People who live in stable relationships are also vulnerable to the consequences of the spread of the Coronavirus on their love lives. At the University of Massachusetts in Amherst, social psychologist Paula Petromonaco is studying the reasons why some couples become more bonded under the stress of the crisis, while the spacing gap widens between other couples.
While economic and social factors play a very important role, with the possibility of the most financially affected couples breaking away due to the pandemic, Petromonaco says what is happening is largely due to how couples deal with the problems they face. “If they see themselves as one team, and place the blame on the pressures caused by the epidemic itself, rather than as a result of the partner’s actions, they are more likely to emerge from this situation stronger and more interconnected,” she explains.

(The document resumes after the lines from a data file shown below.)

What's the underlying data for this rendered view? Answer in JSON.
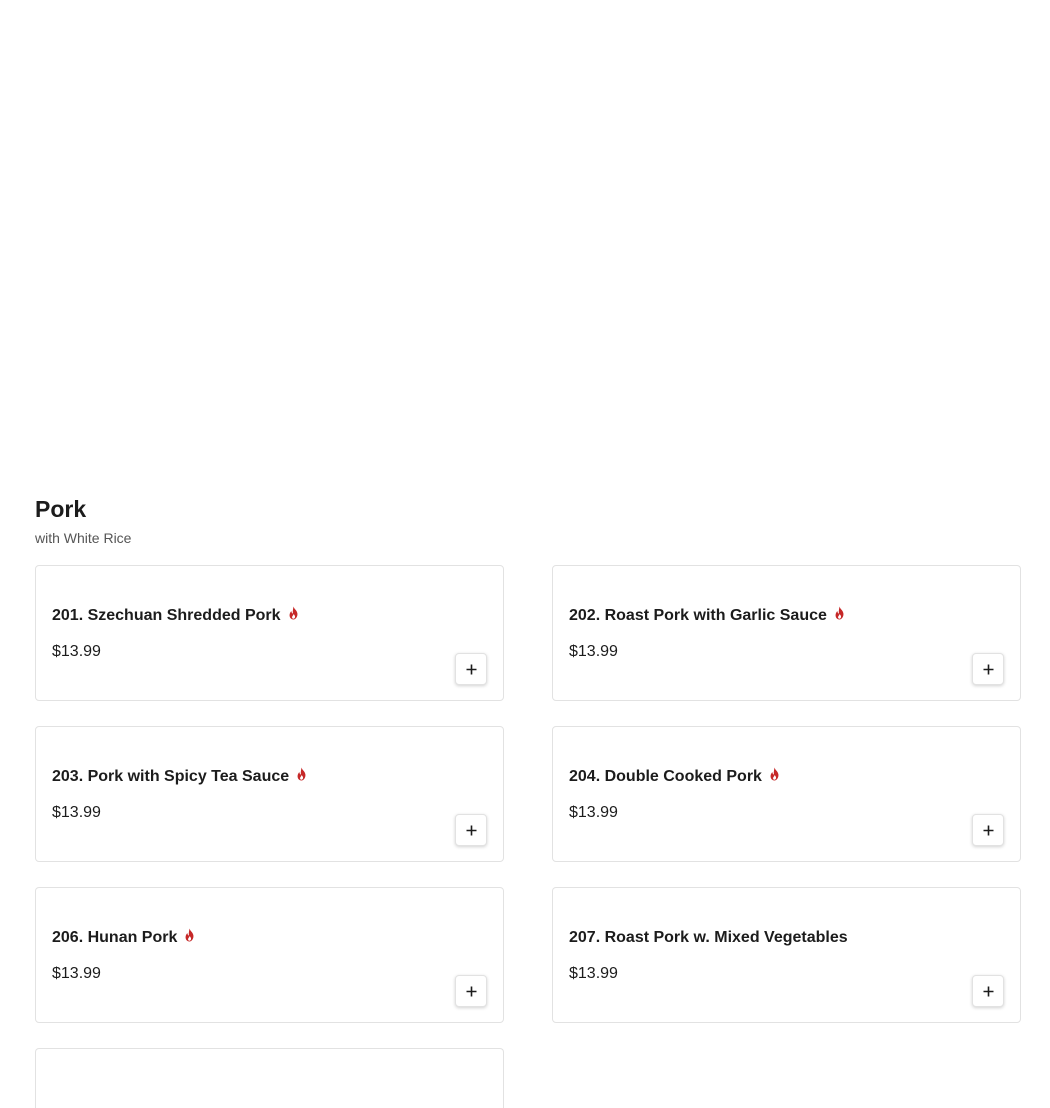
{
  "section": {
    "title": "Pork",
    "subtitle": "with White Rice"
  },
  "items": [
    {
      "name": "201. Szechuan Shredded Pork",
      "price": "$13.99",
      "spicy": true
    },
    {
      "name": "202. Roast Pork with Garlic Sauce",
      "price": "$13.99",
      "spicy": true
    },
    {
      "name": "203. Pork with Spicy Tea Sauce",
      "price": "$13.99",
      "spicy": true
    },
    {
      "name": "204. Double Cooked Pork",
      "price": "$13.99",
      "spicy": true
    },
    {
      "name": "206. Hunan Pork",
      "price": "$13.99",
      "spicy": true
    },
    {
      "name": "207. Roast Pork w. Mixed Vegetables",
      "price": "$13.99",
      "spicy": false
    }
  ],
  "icons": {
    "spicy": "flame-icon",
    "add": "plus-icon"
  },
  "colors": {
    "spicy": "#c62828",
    "text": "#1c1c1c",
    "border": "#e2e2e2"
  }
}
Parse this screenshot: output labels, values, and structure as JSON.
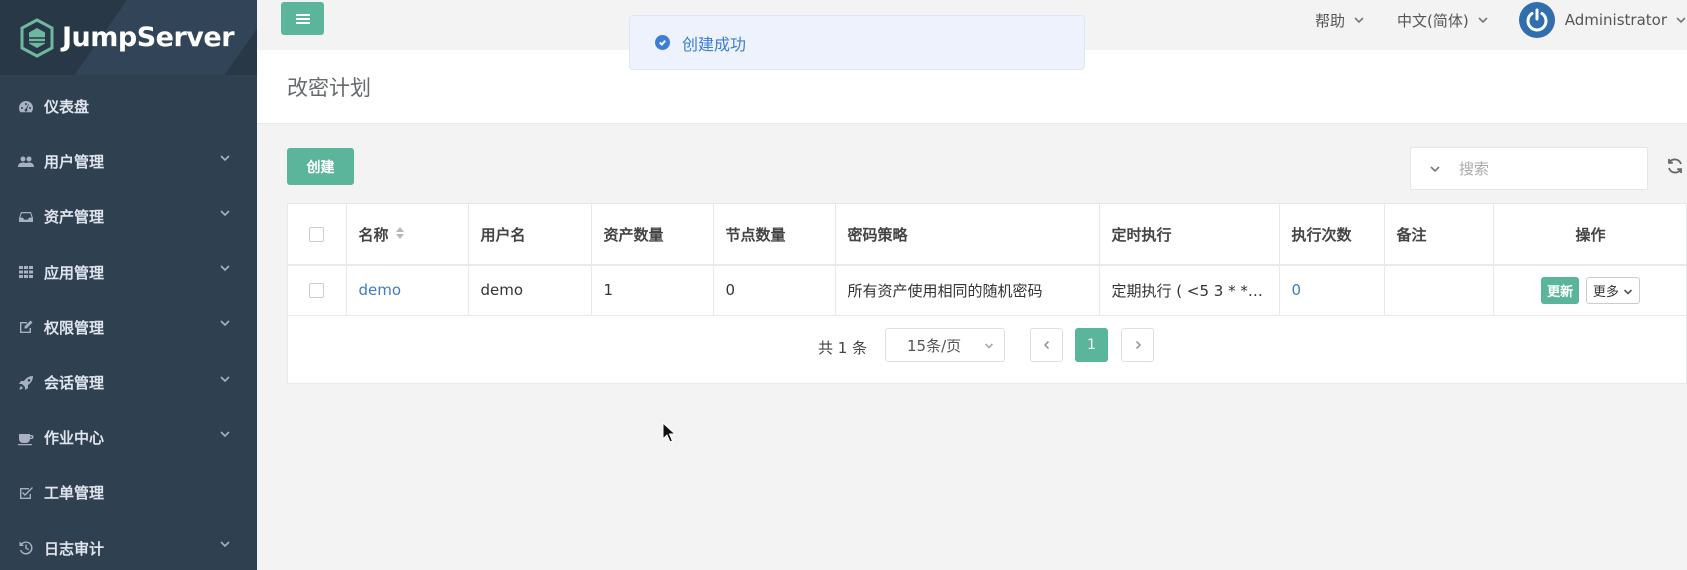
{
  "brand": {
    "name": "JumpServer"
  },
  "sidebar": {
    "items": [
      {
        "label": "仪表盘",
        "icon": "dashboard-icon",
        "expandable": false
      },
      {
        "label": "用户管理",
        "icon": "users-icon",
        "expandable": true
      },
      {
        "label": "资产管理",
        "icon": "inbox-icon",
        "expandable": true
      },
      {
        "label": "应用管理",
        "icon": "grid-icon",
        "expandable": true
      },
      {
        "label": "权限管理",
        "icon": "edit-icon",
        "expandable": true
      },
      {
        "label": "会话管理",
        "icon": "rocket-icon",
        "expandable": true
      },
      {
        "label": "作业中心",
        "icon": "coffee-icon",
        "expandable": true
      },
      {
        "label": "工单管理",
        "icon": "check-square-icon",
        "expandable": false
      },
      {
        "label": "日志审计",
        "icon": "history-icon",
        "expandable": true
      }
    ]
  },
  "topbar": {
    "help": "帮助",
    "language": "中文(简体)",
    "user": "Administrator"
  },
  "toast": {
    "message": "创建成功"
  },
  "page": {
    "title": "改密计划"
  },
  "toolbar": {
    "create_label": "创建",
    "search_placeholder": "搜索"
  },
  "table": {
    "columns": [
      "名称",
      "用户名",
      "资产数量",
      "节点数量",
      "密码策略",
      "定时执行",
      "执行次数",
      "备注",
      "操作"
    ],
    "rows": [
      {
        "name": "demo",
        "username": "demo",
        "asset_count": "1",
        "node_count": "0",
        "password_strategy": "所有资产使用相同的随机密码",
        "schedule": "定期执行 ( <5 3 * * ...",
        "exec_count": "0",
        "comment": "",
        "update_label": "更新",
        "more_label": "更多"
      }
    ]
  },
  "pagination": {
    "total": "共 1 条",
    "page_size": "15条/页",
    "current_page": "1"
  },
  "colors": {
    "sidebar": "#2f4050",
    "primary": "#5bb59a",
    "link": "#3e7dbf",
    "toast_text": "#3b7dd8"
  }
}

Given that the epidemic has changed everyone’s lives, Petromonaco expects that the long-term future of couples’ relationships will be affected for many by the behavior patterns that prevailed among them during the pandemic. “The same behaviors are likely to continue after the pandemic,” she says. “Couples may end up being better at communicating and providing mutual support after this crisis is over.
But if during the pandemic their relationships took the form of conflicts, these conflicts could escalate as well. For some, the jolt may be enough to help them change their behavior for the better, while for others it can be the straw that broke the camel’s back.
And for some singles, the changes caused by the epidemic may persist even as life returns to normal. “I think video calling will remain a way to pre-check people you meet on dating apps,” Ben says. “After the first shutdown, I still prefer getting to know people in the virtual world first before we meet at a place for drinks.”
I feel this trend is definitely positive. I go to dating dating less often, but when I do, it is very likely, to a large degree, that the meeting will go well. “